With the popularity of Wing Chun film and television themes in recent years, Wing Chun has gradually received more and more attention, but the impact of Japanese punching boxing is rarely involved. The purpose of this article is to study the impact of Wing Chun Day Punch Boxing based on embedded microprocessor, to understand the actual effect of Wing Chun Day Punch Boxing through the analysis of the beat effect, and to provide reference and help for the research of traditional Chinese martial arts. In this paper, experimental methods and mathematical statistics combined with embedded microprocessors are used to research and analyze the punching effect of Wing Chun word punching. And it calculates the speed, angle, angular velocity, angular acceleration, muscle discharge sequence, and other data of various parts of the body during the process of Wing Chun force release to reveal the hitting effect of Wing Chun day word punching. Five Wing Chun practitioners with different training times are selected for Wing Chun day punch training, using engineering dummies for experiments, relying on acceleration sensors, position sensors, and force sensors. Starting from the direction of dynamics and kinematics, it collects the effective data of the Japanese word punch, then analyzes the experimental results through the embedded microprocessor, and obtains the hitting effect of the Wing Chun Japanese word punch. Experiments show that, through the analysis of the force angle and characteristics of the Japanese punch, the subjects’ elbow joint angle changes significantly when doing the Japanese punch. In the experiment on the force measurement engineering dummy, when the subjects punched, the measurement results of the vibration acceleration of the internal organs of different subjects were p > 0.01 , and there was no significant difference.
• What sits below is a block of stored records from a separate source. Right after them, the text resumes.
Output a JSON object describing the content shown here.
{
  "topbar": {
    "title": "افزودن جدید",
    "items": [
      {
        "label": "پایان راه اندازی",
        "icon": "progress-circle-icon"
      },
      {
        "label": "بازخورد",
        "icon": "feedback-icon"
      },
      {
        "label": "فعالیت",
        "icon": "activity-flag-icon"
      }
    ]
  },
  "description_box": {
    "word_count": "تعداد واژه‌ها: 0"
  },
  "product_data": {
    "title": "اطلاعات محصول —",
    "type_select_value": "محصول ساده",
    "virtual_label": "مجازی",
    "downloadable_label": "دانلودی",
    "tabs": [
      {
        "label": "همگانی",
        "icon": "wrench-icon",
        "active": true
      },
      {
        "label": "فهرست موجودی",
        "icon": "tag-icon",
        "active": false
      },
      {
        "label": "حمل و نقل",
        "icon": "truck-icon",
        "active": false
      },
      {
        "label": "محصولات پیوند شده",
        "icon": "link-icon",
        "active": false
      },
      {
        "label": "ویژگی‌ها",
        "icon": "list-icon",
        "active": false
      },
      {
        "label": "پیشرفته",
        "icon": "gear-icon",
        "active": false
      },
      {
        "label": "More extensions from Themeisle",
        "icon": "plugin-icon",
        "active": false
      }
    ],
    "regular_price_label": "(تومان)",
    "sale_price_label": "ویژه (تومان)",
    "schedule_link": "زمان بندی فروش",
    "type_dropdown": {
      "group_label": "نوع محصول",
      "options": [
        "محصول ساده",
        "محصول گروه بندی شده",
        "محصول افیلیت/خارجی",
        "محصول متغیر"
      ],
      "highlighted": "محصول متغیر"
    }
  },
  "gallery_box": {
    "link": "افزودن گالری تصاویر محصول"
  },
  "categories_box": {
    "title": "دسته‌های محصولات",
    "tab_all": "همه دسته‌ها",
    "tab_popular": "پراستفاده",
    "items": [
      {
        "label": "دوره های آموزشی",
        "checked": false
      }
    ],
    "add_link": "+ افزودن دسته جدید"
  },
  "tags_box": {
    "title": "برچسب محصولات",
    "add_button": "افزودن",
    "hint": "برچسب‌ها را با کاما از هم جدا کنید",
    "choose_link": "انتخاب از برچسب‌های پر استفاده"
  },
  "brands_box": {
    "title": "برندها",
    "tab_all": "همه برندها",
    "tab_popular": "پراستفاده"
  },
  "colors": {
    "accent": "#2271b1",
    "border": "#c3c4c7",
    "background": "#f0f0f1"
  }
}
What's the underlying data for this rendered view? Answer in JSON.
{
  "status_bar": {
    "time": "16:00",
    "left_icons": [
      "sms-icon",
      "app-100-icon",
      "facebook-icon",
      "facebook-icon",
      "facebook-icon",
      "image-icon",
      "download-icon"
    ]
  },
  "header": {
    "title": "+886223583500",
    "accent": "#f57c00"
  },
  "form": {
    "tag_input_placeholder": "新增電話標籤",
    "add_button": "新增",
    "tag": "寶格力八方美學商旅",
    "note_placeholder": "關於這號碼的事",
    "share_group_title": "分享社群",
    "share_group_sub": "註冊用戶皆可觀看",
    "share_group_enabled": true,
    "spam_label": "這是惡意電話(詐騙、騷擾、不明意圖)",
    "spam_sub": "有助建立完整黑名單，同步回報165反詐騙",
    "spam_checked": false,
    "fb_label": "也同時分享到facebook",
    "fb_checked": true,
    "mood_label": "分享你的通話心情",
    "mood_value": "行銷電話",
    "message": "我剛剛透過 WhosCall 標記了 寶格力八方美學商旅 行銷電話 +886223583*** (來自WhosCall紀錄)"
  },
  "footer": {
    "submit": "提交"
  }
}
However, in the case of elbow joint 150° preparation, the midline punch is significantly larger than the punch directly in front of the shoulder, and the difference is statistically significant (significant level p < 0.01 ).
ResearchGate has not been able to resolve any references for this publication.